**WORK REQUIRED**
Send back the records in full, character for character.

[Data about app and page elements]
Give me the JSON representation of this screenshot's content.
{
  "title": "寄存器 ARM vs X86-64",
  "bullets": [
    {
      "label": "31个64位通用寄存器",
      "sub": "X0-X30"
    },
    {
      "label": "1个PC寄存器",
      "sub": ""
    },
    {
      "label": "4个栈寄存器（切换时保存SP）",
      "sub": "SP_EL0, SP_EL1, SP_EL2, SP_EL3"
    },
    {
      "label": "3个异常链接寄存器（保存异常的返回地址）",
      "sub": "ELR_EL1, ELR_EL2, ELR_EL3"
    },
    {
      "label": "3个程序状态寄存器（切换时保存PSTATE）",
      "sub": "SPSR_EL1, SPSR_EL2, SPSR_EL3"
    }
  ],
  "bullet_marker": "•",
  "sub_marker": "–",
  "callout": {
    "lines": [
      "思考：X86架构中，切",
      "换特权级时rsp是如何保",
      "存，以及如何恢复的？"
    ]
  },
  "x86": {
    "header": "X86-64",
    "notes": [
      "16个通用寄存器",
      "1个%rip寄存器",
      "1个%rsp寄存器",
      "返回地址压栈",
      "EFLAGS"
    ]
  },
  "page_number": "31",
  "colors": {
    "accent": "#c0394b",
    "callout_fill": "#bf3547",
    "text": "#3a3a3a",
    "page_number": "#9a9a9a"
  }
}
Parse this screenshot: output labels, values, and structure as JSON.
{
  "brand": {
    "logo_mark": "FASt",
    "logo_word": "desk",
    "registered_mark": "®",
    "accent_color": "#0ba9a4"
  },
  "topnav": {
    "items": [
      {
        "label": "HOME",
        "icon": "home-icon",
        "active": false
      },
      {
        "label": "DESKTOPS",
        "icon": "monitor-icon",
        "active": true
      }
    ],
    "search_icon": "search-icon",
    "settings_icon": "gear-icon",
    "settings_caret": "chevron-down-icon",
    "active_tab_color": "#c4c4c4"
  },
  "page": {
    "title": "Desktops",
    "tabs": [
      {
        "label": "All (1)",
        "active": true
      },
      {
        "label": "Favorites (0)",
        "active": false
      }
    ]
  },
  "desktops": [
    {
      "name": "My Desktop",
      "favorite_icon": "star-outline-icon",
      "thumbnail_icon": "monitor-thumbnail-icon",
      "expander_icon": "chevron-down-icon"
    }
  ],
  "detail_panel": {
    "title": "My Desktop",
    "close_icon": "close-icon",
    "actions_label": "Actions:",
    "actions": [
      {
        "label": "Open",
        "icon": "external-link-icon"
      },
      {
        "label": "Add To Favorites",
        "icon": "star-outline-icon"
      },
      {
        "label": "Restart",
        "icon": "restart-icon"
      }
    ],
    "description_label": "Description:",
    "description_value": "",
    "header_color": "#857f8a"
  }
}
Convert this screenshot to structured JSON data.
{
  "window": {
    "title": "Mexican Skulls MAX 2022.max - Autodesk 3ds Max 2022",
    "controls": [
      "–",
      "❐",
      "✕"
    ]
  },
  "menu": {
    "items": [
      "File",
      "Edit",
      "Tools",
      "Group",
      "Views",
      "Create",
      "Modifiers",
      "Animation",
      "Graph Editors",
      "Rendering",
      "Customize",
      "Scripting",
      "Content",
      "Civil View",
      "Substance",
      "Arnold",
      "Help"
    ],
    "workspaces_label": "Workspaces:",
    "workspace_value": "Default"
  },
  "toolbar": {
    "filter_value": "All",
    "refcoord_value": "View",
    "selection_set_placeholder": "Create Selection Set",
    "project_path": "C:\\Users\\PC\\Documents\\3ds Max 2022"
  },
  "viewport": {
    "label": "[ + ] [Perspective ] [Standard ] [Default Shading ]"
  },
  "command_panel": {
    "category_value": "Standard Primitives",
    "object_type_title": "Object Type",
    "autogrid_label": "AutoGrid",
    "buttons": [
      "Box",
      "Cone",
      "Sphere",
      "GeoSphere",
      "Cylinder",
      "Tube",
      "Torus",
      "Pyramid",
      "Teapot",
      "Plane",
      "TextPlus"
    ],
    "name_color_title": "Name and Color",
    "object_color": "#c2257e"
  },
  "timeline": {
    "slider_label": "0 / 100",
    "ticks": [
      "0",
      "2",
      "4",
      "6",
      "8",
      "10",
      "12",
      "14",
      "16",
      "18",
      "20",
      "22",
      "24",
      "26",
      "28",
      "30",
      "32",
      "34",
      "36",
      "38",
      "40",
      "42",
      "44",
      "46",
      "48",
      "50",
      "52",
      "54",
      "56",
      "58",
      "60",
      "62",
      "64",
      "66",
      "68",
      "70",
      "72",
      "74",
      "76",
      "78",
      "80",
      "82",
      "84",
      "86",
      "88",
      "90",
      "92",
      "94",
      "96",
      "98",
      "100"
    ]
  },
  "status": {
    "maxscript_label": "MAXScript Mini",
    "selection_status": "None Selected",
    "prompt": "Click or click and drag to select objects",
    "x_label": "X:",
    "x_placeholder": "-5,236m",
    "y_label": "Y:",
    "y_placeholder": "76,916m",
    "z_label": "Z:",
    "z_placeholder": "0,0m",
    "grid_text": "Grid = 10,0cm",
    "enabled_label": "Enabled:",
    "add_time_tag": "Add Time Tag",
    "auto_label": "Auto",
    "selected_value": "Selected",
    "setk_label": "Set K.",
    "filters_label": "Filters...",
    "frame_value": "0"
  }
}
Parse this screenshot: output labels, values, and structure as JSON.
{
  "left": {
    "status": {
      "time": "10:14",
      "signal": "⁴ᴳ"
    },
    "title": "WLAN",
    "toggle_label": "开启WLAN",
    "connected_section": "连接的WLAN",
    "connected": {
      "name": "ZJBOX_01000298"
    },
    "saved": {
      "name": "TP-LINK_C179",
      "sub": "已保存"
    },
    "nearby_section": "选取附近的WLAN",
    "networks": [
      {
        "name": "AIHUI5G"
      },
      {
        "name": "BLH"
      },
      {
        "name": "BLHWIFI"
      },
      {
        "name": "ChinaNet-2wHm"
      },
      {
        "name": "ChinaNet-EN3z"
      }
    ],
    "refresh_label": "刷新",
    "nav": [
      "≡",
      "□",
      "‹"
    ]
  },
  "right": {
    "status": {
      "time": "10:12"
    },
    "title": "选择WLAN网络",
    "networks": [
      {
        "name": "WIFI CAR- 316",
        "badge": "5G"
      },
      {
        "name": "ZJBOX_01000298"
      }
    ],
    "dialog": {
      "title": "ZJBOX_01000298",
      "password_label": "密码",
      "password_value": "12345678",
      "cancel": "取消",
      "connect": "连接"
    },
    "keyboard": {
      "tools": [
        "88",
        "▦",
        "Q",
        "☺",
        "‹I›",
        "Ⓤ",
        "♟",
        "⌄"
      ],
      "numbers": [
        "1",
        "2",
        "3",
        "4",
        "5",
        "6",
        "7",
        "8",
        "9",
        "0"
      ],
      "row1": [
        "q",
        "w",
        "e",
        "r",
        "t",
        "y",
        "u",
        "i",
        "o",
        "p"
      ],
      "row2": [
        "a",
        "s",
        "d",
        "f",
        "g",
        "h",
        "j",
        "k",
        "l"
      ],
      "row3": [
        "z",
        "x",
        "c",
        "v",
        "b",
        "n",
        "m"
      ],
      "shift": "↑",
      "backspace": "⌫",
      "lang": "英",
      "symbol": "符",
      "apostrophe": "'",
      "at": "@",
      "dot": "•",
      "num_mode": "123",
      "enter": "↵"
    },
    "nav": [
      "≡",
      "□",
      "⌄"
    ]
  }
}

**RESPONSE TO THE TASK**
Give me the JSON representation of this screenshot's content.
{
  "title": "寄存器 ARM vs X86-64",
  "bullets": [
    {
      "label": "31个64位通用寄存器",
      "sub": "X0-X30"
    },
    {
      "label": "1个PC寄存器",
      "sub": ""
    },
    {
      "label": "4个栈寄存器（切换时保存SP）",
      "sub": "SP_EL0, SP_EL1, SP_EL2, SP_EL3"
    },
    {
      "label": "3个异常链接寄存器（保存异常的返回地址）",
      "sub": "ELR_EL1, ELR_EL2, ELR_EL3"
    },
    {
      "label": "3个程序状态寄存器（切换时保存PSTATE）",
      "sub": "SPSR_EL1, SPSR_EL2, SPSR_EL3"
    }
  ],
  "bullet_marker": "•",
  "sub_marker": "–",
  "callout": {
    "lines": [
      "思考：X86架构中，切",
      "换特权级时rsp是如何保",
      "存，以及如何恢复的？"
    ]
  },
  "x86": {
    "header": "X86-64",
    "notes": [
      "16个通用寄存器",
      "1个%rip寄存器",
      "1个%rsp寄存器",
      "返回地址压栈",
      "EFLAGS"
    ]
  },
  "page_number": "31",
  "colors": {
    "accent": "#c0394b",
    "callout_fill": "#bf3547",
    "text": "#3a3a3a",
    "page_number": "#9a9a9a"
  }
}
Parse this screenshot: output labels, values, and structure as JSON.
{
  "brand": {
    "logo_mark": "FASt",
    "logo_word": "desk",
    "registered_mark": "®",
    "accent_color": "#0ba9a4"
  },
  "topnav": {
    "items": [
      {
        "label": "HOME",
        "icon": "home-icon",
        "active": false
      },
      {
        "label": "DESKTOPS",
        "icon": "monitor-icon",
        "active": true
      }
    ],
    "search_icon": "search-icon",
    "settings_icon": "gear-icon",
    "settings_caret": "chevron-down-icon",
    "active_tab_color": "#c4c4c4"
  },
  "page": {
    "title": "Desktops",
    "tabs": [
      {
        "label": "All (1)",
        "active": true
      },
      {
        "label": "Favorites (0)",
        "active": false
      }
    ]
  },
  "desktops": [
    {
      "name": "My Desktop",
      "favorite_icon": "star-outline-icon",
      "thumbnail_icon": "monitor-thumbnail-icon",
      "expander_icon": "chevron-down-icon"
    }
  ],
  "detail_panel": {
    "title": "My Desktop",
    "close_icon": "close-icon",
    "actions_label": "Actions:",
    "actions": [
      {
        "label": "Open",
        "icon": "external-link-icon"
      },
      {
        "label": "Add To Favorites",
        "icon": "star-outline-icon"
      },
      {
        "label": "Restart",
        "icon": "restart-icon"
      }
    ],
    "description_label": "Description:",
    "description_value": "",
    "header_color": "#857f8a"
  }
}
Convert this screenshot to structured JSON data.
{
  "window": {
    "title": "Mexican Skulls MAX 2022.max - Autodesk 3ds Max 2022",
    "controls": [
      "–",
      "❐",
      "✕"
    ]
  },
  "menu": {
    "items": [
      "File",
      "Edit",
      "Tools",
      "Group",
      "Views",
      "Create",
      "Modifiers",
      "Animation",
      "Graph Editors",
      "Rendering",
      "Customize",
      "Scripting",
      "Content",
      "Civil View",
      "Substance",
      "Arnold",
      "Help"
    ],
    "workspaces_label": "Workspaces:",
    "workspace_value": "Default"
  },
  "toolbar": {
    "filter_value": "All",
    "refcoord_value": "View",
    "selection_set_placeholder": "Create Selection Set",
    "project_path": "C:\\Users\\PC\\Documents\\3ds Max 2022"
  },
  "viewport": {
    "label": "[ + ] [Perspective ] [Standard ] [Default Shading ]"
  },
  "command_panel": {
    "category_value": "Standard Primitives",
    "object_type_title": "Object Type",
    "autogrid_label": "AutoGrid",
    "buttons": [
      "Box",
      "Cone",
      "Sphere",
      "GeoSphere",
      "Cylinder",
      "Tube",
      "Torus",
      "Pyramid",
      "Teapot",
      "Plane",
      "TextPlus"
    ],
    "name_color_title": "Name and Color",
    "object_color": "#c2257e"
  },
  "timeline": {
    "slider_label": "0 / 100",
    "ticks": [
      "0",
      "2",
      "4",
      "6",
      "8",
      "10",
      "12",
      "14",
      "16",
      "18",
      "20",
      "22",
      "24",
      "26",
      "28",
      "30",
      "32",
      "34",
      "36",
      "38",
      "40",
      "42",
      "44",
      "46",
      "48",
      "50",
      "52",
      "54",
      "56",
      "58",
      "60",
      "62",
      "64",
      "66",
      "68",
      "70",
      "72",
      "74",
      "76",
      "78",
      "80",
      "82",
      "84",
      "86",
      "88",
      "90",
      "92",
      "94",
      "96",
      "98",
      "100"
    ]
  },
  "status": {
    "maxscript_label": "MAXScript Mini",
    "selection_status": "None Selected",
    "prompt": "Click or click and drag to select objects",
    "x_label": "X:",
    "x_placeholder": "-5,236m",
    "y_label": "Y:",
    "y_placeholder": "76,916m",
    "z_label": "Z:",
    "z_placeholder": "0,0m",
    "grid_text": "Grid = 10,0cm",
    "enabled_label": "Enabled:",
    "add_time_tag": "Add Time Tag",
    "auto_label": "Auto",
    "selected_value": "Selected",
    "setk_label": "Set K.",
    "filters_label": "Filters...",
    "frame_value": "0"
  }
}
Parse this screenshot: output labels, values, and structure as JSON.
{
  "left": {
    "status": {
      "time": "10:14",
      "signal": "⁴ᴳ"
    },
    "title": "WLAN",
    "toggle_label": "开启WLAN",
    "connected_section": "连接的WLAN",
    "connected": {
      "name": "ZJBOX_01000298"
    },
    "saved": {
      "name": "TP-LINK_C179",
      "sub": "已保存"
    },
    "nearby_section": "选取附近的WLAN",
    "networks": [
      {
        "name": "AIHUI5G"
      },
      {
        "name": "BLH"
      },
      {
        "name": "BLHWIFI"
      },
      {
        "name": "ChinaNet-2wHm"
      },
      {
        "name": "ChinaNet-EN3z"
      }
    ],
    "refresh_label": "刷新",
    "nav": [
      "≡",
      "□",
      "‹"
    ]
  },
  "right": {
    "status": {
      "time": "10:12"
    },
    "title": "选择WLAN网络",
    "networks": [
      {
        "name": "WIFI CAR- 316",
        "badge": "5G"
      },
      {
        "name": "ZJBOX_01000298"
      }
    ],
    "dialog": {
      "title": "ZJBOX_01000298",
      "password_label": "密码",
      "password_value": "12345678",
      "cancel": "取消",
      "connect": "连接"
    },
    "keyboard": {
      "tools": [
        "88",
        "▦",
        "Q",
        "☺",
        "‹I›",
        "Ⓤ",
        "♟",
        "⌄"
      ],
      "numbers": [
        "1",
        "2",
        "3",
        "4",
        "5",
        "6",
        "7",
        "8",
        "9",
        "0"
      ],
      "row1": [
        "q",
        "w",
        "e",
        "r",
        "t",
        "y",
        "u",
        "i",
        "o",
        "p"
      ],
      "row2": [
        "a",
        "s",
        "d",
        "f",
        "g",
        "h",
        "j",
        "k",
        "l"
      ],
      "row3": [
        "z",
        "x",
        "c",
        "v",
        "b",
        "n",
        "m"
      ],
      "shift": "↑",
      "backspace": "⌫",
      "lang": "英",
      "symbol": "符",
      "apostrophe": "'",
      "at": "@",
      "dot": "•",
      "num_mode": "123",
      "enter": "↵"
    },
    "nav": [
      "≡",
      "□",
      "⌄"
    ]
  }
}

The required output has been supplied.